Look at the lights
Nowhere does Christmas light displays quite like Sweden, where town squares and streets light up with all manner of festive delights. In the bigger cities, you can find information and maps to help you follow the lights in Stockholm, Gothenburg, and Malmö.
Even if you're not close to a city centre, it's worth taking a walk through residential areas to admire the mostly matching decor in each window over Christmas.
Compared to the colourful, eclectic displays you might see in the UK and US, for example, Swedish displays tend to be understated with white and gold lights and an advent candle or Christmas star taking centre stage. There's something soothing about seeing the similar shapes lighting up almost every window in an apartment building.
Festive lights in Gustav Adolfs Torg in Malmö. Photo: Miriam Preis/imagebanksweden.se
Give to charity
As well as or instead of giving gifts to friends and family, you might consider giving a gift to someone in need this Christmas, if you're in a position to do so.
Stadsmission (City Mission) is one of the largest nationwide charities, where you can choose to donate your time or perhaps unwanted items to homeless families and people living in poverty. There are also initiatives such as Jul i Gemenskap across the country, where you can volunteer at Christmas events for people who would otherwise be alone over the holiday season.
Alternatively, if you're clearing closet space in anticipation of new presents, you might want to take any old clothes or other items that are still in usable condition to your local charity shop. This way you aren't only helping the charity itself, but might also be providing someone's Christmas gift: 2018's 'Christmas gift of the year' in Sweden is the secondhand garment, so plenty of Swedes will be doing their present-hunting in the country's charity shops.
Go to a concert
Cathedrals and churches up and down the country host services throughout the Christmas season which can get you in a festive mood whether you're religious or not. After Lucia Day on December 13th, look out for concerts on each Sunday of Advent.
Alternatively, your local university or high school choir or orchestra is likely to be putting on a winter concert, and many of them are free. Some large companies also have staff choirs which have festive concerts, such as Volvo in Eskilstuna.
A Lucia concert in Köping, central Sweden. Photo: Cecilia Larsson Lantz/Imagebank.sweden.se
Look for 'Christmas windows'
Christmas window displays or julskyltning have become a beloved tradition in Sweden. The undisputed leader of the pack is department store NK, whose windows in Stockholm and Gothenburg light up with moving displays each year and draw crowds from way out of town.

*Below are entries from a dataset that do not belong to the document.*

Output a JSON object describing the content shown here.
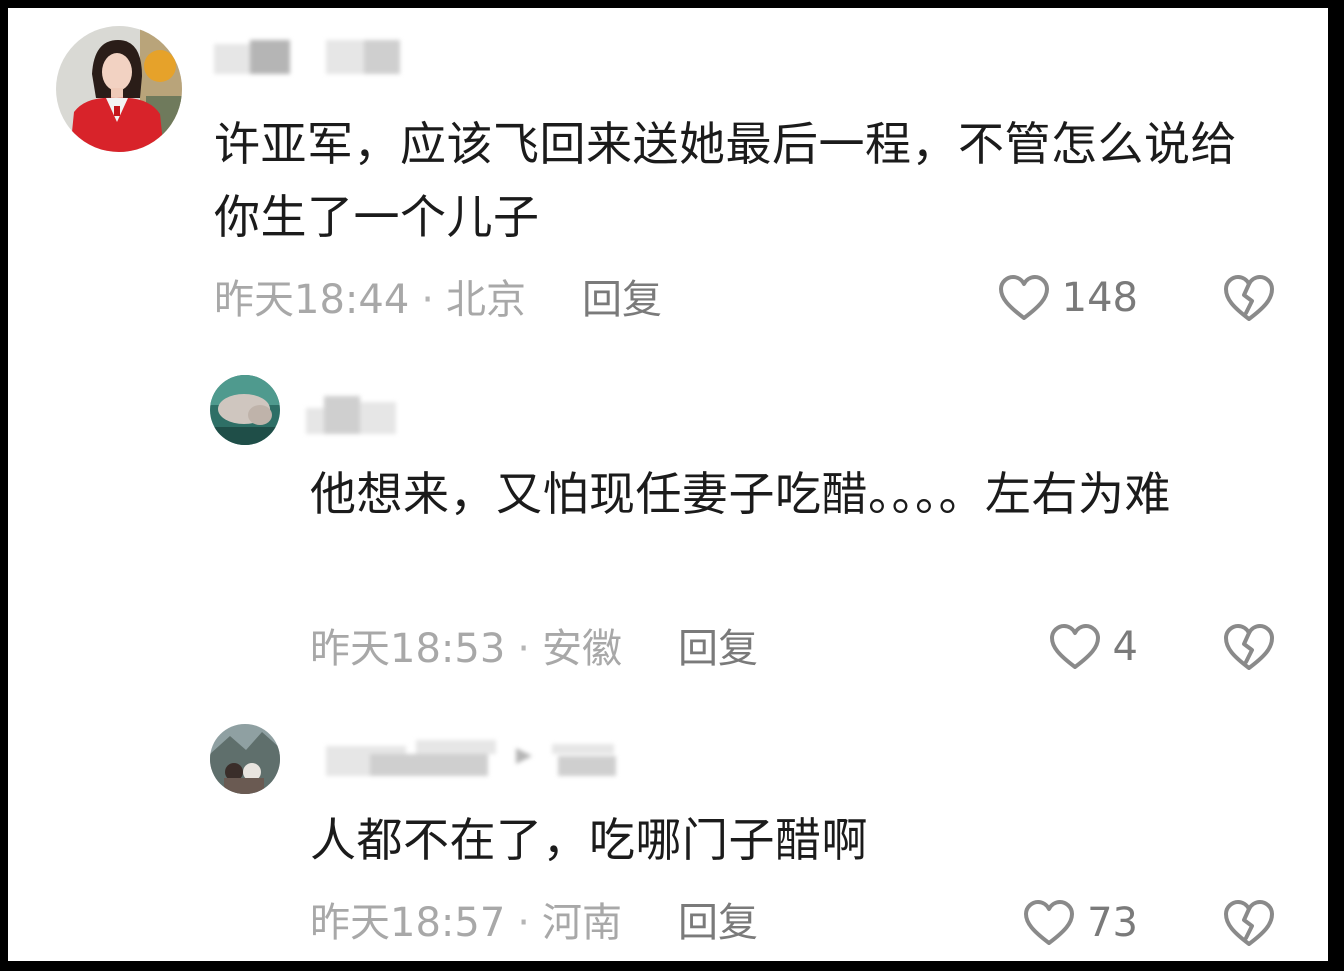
{
  "comments": [
    {
      "username": "",
      "text": "许亚军，应该飞回来送她最后一程，不管怎么说给你生了一个儿子",
      "time": "昨天18:44",
      "location": "北京",
      "reply_label": "回复",
      "likes": "148"
    },
    {
      "username": "",
      "text": "他想来，又怕现任妻子吃醋。。。。左右为难",
      "time": "昨天18:53",
      "location": "安徽",
      "reply_label": "回复",
      "likes": "4"
    },
    {
      "username": "",
      "text": "人都不在了，吃哪门子醋啊",
      "time": "昨天18:57",
      "location": "河南",
      "reply_label": "回复",
      "likes": "73"
    }
  ],
  "separator": "·",
  "icons": {
    "like": "heart-outline-icon",
    "dislike": "broken-heart-icon"
  },
  "colors": {
    "text": "#1b1b1b",
    "meta": "#a8a8a8",
    "reply": "#7a7a7a",
    "icon": "#8a8a8a",
    "border": "#000000"
  }
}
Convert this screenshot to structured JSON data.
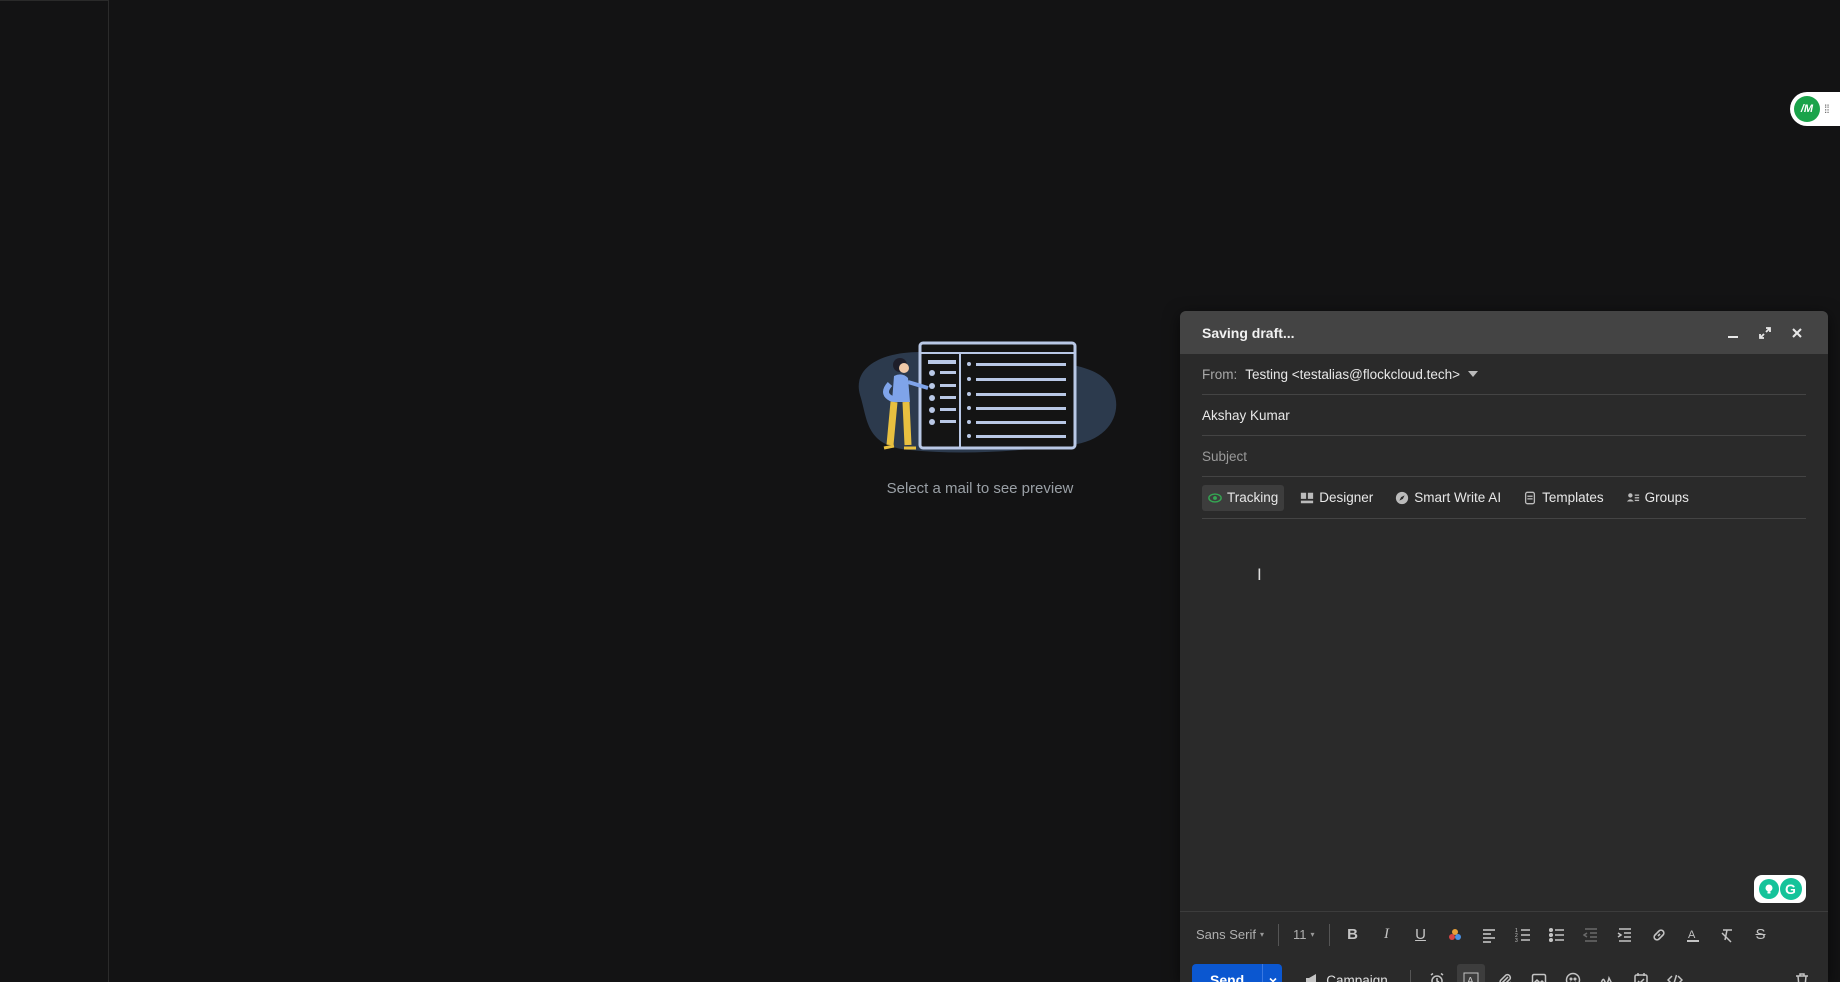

But you'll also see chains and local stores all over the country fill their windows with stars, snowflakes and all manner of decorations. Take time to wander through your local neighbourhood and see how the different shops have dressed themselves up for Christmas.
Christmassy displays in the shops of Stockholm's Old Town. Photo: Henrik Montgomery / TT
Watch something festive
If you're learning Swedish, the children's TV programme Julkalender (Advent calendar), broadcast with daily episodes until Christmas Eve, is a great way to get in the holiday spirit while learning new vocabulary.
And if you prefer to stick to the classic Christmas movies you know and love, keep an eye out for public screenings. In Stockholm, the rooftop bar Sthlm under Stjärnorna is hosting free showings of festive favourites through December and January.
Kalle Anka is a Swedish Christmas favourite. Photo: Pontus Lundahl/TT
You might have seen the permanent exhibitions at your local museums, or never been all that interested, but up and down the country there are different cultural events with a Christmassy feel — and many of them are free.
In Stockholm, check out the impressive gingerbread houses on display at ArkDes; Blekinge Museum has an exhibition showcasing festive traditions old and new; and Umeå's Bildmuseet, which has free entry, hosts its own Christmas market with free entry on December 14th and 15th.
Gingerbread houses on display in Stockholm. Photo: Tuukka Ervasti/imagebank.sweden.se
Skate or ski
If you already have your own skates or skis (try secondhand shops or classifieds sites such as Blocket), look out for squares that have been turned into ice rinks in the country's southern cities, including the Kungsträdgården rink in Stockholm as as less crowded spots outside the centre.
If you're lucky enough to live in part of Sweden where the local lakes have already frozen over, or where the forests over cross-country skiing opportunities, you have even more options (but make sure you always put your safety first).
Some locations offer free skate rental, such as Malmö's Folkets Park, the Behrn arena in Örebro (certain times only), Sundstorget in Helsingborg, and in central Luleå, where you can skate or ski on the frozen sea.
You should also be aware of the fritidsbanken located across the country, which are like a library for sports equipment: you can rent skates, skis, and other items free of charge, often for up to two weeks at a time. Find your nearest one here: they are mainly located in Sweden's smaller towns or in suburbs of the larger cities, but with new locations opening up regularly, there should be one within day trip distance at least.
Are you organizing any events in Sweden in January? Let us know and add it to our what's on guide.